Engage Now Africa (ENA), a non-profit organisation in partnership with the Department of Social Welfare and the Ghana Police Service has rescued five trafficked children at John Teye in the Greater Accra Region.

According to Engage Now Africa, the children were trafficked all the way from Berekum in the Bono Region, with the deception of enrolling them in school.

The Director of End Modern Slavery (EMS) Afasi Komla, who made this known during a media engagement at the sideline of the rescue at John Teye, noted that after reaching their destination the trafficker failed to fulfill her promise and rather engaged them in tedious works such as selling sachet water on the streets.

“While some organisations, such as Engage Now Africa, are working to eliminate modern slavery, some individuals continue to accept it as the norm in their local communities, oblivious to its dangers,” he expressed worry.

Mr Afasi Komla who also doubles as the Director of Operations of Engage Now Africa (ENA) said upon a tip-off given to them by one of their representatives at John Teye, they collaborated with other security agencies to rescue the victims.

Also, we got a tip-off that there were additional three children with the trafficker and so far one of them has been identified.

He said after the rescue, his outfit has provided the victims with Sustainable Livelihood Support and also ensured that they were enrolled in various schools and training centers of their choice.

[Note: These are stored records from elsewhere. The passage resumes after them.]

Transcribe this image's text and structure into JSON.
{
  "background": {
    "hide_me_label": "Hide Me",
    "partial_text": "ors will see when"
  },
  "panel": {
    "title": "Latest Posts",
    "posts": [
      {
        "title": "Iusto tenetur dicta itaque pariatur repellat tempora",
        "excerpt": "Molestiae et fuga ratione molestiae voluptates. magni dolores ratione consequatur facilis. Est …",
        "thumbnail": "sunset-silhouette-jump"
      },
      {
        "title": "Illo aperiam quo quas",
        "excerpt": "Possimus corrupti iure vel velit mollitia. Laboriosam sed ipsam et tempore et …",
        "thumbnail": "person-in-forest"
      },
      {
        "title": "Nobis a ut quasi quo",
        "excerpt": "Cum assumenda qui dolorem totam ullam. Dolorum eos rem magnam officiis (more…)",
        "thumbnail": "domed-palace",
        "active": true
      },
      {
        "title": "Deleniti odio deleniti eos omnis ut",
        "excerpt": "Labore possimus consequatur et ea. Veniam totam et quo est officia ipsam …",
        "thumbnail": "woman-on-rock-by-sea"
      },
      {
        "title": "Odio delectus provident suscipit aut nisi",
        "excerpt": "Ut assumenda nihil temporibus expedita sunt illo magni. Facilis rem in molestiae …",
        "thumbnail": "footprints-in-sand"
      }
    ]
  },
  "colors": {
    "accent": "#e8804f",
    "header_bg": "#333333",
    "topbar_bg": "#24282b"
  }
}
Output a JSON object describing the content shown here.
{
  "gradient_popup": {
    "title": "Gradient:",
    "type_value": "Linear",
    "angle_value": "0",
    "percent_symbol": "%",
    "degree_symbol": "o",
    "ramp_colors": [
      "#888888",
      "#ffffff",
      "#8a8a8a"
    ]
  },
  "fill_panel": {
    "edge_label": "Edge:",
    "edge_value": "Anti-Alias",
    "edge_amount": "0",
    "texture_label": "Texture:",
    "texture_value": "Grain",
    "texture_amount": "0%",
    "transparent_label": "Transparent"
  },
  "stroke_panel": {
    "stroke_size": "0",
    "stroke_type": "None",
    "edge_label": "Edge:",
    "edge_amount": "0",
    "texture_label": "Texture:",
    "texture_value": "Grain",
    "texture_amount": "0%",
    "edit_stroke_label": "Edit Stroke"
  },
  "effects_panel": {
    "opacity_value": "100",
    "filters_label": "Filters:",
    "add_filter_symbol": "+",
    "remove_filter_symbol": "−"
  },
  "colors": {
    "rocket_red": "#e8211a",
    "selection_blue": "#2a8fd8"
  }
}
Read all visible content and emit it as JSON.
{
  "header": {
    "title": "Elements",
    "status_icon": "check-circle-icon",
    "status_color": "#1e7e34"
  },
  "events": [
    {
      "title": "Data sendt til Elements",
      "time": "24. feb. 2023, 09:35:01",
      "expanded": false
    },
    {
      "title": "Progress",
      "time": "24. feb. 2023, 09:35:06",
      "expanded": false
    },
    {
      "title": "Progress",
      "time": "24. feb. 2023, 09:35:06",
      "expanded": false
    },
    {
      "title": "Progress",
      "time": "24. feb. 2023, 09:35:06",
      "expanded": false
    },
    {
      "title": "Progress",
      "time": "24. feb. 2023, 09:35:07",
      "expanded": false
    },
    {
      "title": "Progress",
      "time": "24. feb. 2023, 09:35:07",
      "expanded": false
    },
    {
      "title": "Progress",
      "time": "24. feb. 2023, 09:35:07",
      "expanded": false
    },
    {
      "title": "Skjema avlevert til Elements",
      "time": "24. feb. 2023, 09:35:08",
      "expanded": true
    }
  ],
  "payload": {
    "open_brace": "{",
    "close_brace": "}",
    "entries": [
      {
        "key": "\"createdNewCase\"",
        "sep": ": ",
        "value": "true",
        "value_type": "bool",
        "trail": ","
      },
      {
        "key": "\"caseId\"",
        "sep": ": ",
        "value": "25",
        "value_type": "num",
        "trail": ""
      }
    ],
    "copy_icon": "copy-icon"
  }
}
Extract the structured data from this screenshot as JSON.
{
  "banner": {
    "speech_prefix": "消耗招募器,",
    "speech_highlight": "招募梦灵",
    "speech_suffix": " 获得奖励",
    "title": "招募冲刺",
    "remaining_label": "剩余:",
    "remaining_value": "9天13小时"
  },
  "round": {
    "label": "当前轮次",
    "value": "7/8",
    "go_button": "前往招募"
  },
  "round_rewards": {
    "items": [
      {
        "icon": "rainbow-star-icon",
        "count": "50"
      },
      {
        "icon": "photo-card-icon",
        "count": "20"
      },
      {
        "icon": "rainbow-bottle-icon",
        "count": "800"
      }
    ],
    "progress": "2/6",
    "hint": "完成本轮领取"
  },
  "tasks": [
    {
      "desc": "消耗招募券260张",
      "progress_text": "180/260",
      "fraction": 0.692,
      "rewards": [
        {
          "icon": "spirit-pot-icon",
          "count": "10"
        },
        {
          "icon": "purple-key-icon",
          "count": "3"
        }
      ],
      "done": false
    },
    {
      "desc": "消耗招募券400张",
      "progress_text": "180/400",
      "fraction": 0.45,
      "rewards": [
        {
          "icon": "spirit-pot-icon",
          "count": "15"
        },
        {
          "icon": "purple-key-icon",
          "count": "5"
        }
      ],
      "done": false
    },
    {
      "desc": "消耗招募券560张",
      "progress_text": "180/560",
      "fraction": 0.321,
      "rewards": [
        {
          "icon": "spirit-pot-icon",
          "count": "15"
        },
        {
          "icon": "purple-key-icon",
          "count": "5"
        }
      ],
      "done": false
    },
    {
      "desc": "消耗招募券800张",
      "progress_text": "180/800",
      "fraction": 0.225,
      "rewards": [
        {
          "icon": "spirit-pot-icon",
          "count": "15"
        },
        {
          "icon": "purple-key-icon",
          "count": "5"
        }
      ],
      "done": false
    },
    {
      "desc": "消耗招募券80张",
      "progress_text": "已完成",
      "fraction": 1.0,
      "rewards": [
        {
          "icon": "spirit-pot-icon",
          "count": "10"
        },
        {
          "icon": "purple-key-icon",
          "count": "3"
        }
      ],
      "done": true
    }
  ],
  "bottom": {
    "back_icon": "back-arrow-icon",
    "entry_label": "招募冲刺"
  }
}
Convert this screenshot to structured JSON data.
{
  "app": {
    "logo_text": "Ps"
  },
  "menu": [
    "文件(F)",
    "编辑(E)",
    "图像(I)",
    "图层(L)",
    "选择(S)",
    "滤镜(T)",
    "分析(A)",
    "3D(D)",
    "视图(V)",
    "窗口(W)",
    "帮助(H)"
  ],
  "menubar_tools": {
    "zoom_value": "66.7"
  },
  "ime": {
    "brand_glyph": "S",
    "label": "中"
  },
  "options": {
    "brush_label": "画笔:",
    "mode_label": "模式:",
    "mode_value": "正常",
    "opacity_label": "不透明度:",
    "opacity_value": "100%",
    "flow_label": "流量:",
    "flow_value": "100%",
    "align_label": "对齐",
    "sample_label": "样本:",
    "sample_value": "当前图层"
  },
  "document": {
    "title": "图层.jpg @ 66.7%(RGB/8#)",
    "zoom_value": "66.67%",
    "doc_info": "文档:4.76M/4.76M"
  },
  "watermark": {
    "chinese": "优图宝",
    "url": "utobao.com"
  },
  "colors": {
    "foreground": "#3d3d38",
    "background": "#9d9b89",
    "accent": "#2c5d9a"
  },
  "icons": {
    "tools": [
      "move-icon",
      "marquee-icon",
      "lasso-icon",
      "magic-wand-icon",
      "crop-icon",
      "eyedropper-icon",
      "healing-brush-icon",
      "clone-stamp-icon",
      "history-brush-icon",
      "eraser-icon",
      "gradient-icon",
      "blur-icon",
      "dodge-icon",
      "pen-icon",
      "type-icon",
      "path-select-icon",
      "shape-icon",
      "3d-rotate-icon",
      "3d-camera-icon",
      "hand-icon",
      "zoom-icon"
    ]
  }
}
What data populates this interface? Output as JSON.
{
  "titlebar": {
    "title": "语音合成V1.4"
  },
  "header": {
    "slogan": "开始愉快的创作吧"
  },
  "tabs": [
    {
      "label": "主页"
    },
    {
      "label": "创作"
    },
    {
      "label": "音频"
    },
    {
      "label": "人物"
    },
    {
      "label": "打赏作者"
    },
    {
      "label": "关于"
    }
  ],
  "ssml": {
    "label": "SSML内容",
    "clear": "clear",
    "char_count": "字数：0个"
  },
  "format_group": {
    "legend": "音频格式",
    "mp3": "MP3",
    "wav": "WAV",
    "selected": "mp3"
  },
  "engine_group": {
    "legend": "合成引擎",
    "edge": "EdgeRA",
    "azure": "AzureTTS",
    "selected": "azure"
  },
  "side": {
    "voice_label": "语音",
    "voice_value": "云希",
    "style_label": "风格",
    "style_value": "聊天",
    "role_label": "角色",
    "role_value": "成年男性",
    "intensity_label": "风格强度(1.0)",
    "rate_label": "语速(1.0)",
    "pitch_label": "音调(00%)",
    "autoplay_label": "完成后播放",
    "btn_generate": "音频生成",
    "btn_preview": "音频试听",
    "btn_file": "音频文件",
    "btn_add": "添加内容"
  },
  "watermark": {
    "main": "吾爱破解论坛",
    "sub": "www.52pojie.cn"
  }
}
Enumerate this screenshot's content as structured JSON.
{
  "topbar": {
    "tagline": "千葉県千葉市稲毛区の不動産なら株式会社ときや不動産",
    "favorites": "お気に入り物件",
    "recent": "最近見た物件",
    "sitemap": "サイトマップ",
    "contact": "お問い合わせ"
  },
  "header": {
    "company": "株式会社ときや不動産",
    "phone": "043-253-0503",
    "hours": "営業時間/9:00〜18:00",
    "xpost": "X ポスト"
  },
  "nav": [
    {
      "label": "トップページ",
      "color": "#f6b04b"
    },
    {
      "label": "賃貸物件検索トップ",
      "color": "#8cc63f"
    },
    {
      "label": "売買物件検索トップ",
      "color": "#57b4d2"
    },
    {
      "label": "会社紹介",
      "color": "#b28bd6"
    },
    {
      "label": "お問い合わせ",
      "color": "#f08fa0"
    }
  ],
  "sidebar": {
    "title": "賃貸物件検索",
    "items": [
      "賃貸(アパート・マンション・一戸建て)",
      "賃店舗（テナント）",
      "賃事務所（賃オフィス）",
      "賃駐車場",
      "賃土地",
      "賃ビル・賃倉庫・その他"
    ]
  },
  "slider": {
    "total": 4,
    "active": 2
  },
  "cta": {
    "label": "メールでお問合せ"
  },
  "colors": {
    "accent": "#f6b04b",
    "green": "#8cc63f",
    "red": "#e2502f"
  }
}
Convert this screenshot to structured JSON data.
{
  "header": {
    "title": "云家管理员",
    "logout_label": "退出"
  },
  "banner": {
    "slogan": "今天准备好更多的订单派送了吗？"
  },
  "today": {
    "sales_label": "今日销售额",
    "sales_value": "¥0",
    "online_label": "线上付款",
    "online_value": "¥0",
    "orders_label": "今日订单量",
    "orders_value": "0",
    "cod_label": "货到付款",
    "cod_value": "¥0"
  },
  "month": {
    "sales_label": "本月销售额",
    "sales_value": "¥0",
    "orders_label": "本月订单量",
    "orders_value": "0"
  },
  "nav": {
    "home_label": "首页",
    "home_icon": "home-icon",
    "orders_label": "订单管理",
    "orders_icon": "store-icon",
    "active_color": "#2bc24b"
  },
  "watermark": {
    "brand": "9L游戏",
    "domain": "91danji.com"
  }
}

Mr Afasi Komla however seized the opportunity to appeal to parents to desist from entrusting their wards into the hands of strangers without knowing their intention of coming for them.

Madam Lydia Ohenewa who is responsible for the Victim and Survives Assessment Manager defined child labor as work that is mentally, physically, socially, or morally dangerous and harmful to children.

This she said, such menace has a negative impact on the children since it deprives them of the opportunity of schooling, either by obliging them to leave school prematurely or by requiring them to attempt to combine school attendance with excessively long and heavy work.

People may be considered trafficking victims regardless of whether they were born into a state of servitude or were exploited in their hometown. Adding that, most of the victims are trafficked by their family members.

Representatives from the Department of Social Welfare and the Ghana Police Service in Suhum, on the other hand, promised to look into the matter carefully in order to avoid recurrence of such incidents.